According to Barclays, the majority of the increase came in the form of conventional agency MBS holdings, which increased by $11.9 billion in the third quarter. Agency collateralized mortgage obligations increased $5.4 billion, while Ginnie Mae holdings were down by $3.7 billion.
While the Federal Reserve has been playing "buyer of last resort" in snapping up agency mortgage-backed securities throughout the crisis and beyond -- through three successive rounds of so-called quantitative easing -- the government hasn't been the only buyer.
The CFPB left the grace period open-ended and most in the industry interpreted that to mean that it will last throughout the rest of 2015, at least. Unfortunately, as welcome as that grace period is, TRID remains a costly and complicated fix that has enormous implications for the whole industry..
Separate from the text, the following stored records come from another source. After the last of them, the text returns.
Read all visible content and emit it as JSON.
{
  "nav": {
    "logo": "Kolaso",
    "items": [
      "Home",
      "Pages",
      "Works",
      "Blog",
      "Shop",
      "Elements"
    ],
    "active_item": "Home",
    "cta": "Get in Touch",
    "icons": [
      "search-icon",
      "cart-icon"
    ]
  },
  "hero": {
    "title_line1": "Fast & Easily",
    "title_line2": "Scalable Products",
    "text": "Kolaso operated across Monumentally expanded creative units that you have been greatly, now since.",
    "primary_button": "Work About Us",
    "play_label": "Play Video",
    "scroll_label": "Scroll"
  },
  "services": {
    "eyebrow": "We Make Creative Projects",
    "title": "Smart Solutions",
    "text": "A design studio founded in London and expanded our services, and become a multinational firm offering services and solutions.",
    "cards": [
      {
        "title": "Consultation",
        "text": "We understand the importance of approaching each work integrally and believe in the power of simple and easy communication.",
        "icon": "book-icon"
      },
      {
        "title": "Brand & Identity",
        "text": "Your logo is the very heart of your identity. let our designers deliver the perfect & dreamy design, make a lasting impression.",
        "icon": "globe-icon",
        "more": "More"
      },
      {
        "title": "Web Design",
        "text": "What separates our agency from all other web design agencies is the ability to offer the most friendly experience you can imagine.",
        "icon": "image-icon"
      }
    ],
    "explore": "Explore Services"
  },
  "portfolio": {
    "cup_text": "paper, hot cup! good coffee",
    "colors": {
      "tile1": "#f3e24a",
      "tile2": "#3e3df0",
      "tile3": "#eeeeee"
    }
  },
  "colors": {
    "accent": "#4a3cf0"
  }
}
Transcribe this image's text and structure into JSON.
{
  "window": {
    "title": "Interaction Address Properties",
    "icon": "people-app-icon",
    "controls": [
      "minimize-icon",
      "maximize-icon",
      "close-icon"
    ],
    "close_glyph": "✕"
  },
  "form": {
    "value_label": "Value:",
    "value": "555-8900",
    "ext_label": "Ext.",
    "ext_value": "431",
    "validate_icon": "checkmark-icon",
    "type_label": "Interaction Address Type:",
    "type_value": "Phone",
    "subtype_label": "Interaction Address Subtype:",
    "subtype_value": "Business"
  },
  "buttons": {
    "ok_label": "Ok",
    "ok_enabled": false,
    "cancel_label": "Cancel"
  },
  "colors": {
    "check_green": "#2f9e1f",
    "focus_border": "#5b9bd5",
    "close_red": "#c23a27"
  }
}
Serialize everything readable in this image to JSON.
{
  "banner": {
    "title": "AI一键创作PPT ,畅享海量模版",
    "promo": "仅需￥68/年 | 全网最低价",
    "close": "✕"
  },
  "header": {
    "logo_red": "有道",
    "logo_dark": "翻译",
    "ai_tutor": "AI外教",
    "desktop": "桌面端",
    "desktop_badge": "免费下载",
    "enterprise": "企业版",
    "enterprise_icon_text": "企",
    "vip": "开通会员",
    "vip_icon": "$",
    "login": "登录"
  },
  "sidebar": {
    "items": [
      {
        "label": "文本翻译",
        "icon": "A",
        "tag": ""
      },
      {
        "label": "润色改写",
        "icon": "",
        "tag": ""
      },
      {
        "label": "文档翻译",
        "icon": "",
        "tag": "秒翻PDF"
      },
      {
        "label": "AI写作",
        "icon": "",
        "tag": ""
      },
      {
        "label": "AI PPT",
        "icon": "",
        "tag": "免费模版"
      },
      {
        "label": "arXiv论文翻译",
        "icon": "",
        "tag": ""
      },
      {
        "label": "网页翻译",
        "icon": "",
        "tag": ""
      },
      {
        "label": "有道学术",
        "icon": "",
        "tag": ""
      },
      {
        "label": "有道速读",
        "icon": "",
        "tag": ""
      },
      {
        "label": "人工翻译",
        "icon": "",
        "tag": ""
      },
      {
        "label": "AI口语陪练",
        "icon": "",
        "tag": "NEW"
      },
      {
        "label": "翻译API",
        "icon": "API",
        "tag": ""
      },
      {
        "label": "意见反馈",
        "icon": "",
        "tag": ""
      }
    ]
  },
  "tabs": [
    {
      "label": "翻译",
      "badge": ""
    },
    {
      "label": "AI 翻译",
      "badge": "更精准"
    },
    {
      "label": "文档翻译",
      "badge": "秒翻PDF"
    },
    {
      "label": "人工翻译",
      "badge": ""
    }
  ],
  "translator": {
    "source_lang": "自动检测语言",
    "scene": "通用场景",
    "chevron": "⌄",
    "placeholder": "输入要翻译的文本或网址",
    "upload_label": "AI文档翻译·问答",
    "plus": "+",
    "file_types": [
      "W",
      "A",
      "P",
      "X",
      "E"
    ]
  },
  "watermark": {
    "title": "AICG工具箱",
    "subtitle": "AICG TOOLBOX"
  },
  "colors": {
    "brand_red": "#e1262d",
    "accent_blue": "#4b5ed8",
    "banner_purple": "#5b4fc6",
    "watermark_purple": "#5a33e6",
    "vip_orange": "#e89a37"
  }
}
“Bad letters damage the brand,” Katherine Porter says. “There’s a contagion effect of this. I think bad letters are unjust. They disproportionately harm the borrowers we need to help the most.” Read More